Description of the task:
Read the records below. Copy each line where the string "label" occurs.
Supplied records Start Marker
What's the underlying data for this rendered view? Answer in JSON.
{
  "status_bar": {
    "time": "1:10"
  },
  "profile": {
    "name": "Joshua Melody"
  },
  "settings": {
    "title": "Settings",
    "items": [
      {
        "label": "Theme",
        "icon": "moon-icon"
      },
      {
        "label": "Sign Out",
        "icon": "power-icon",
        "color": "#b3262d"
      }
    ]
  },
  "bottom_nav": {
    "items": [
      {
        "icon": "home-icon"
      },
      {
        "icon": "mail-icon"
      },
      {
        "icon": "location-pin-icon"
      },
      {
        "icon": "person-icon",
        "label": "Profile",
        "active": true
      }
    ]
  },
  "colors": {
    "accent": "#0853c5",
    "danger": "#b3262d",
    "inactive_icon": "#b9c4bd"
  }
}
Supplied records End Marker
Task answer:
        "label": "Theme",
        "label": "Sign Out",
        "label": "Profile",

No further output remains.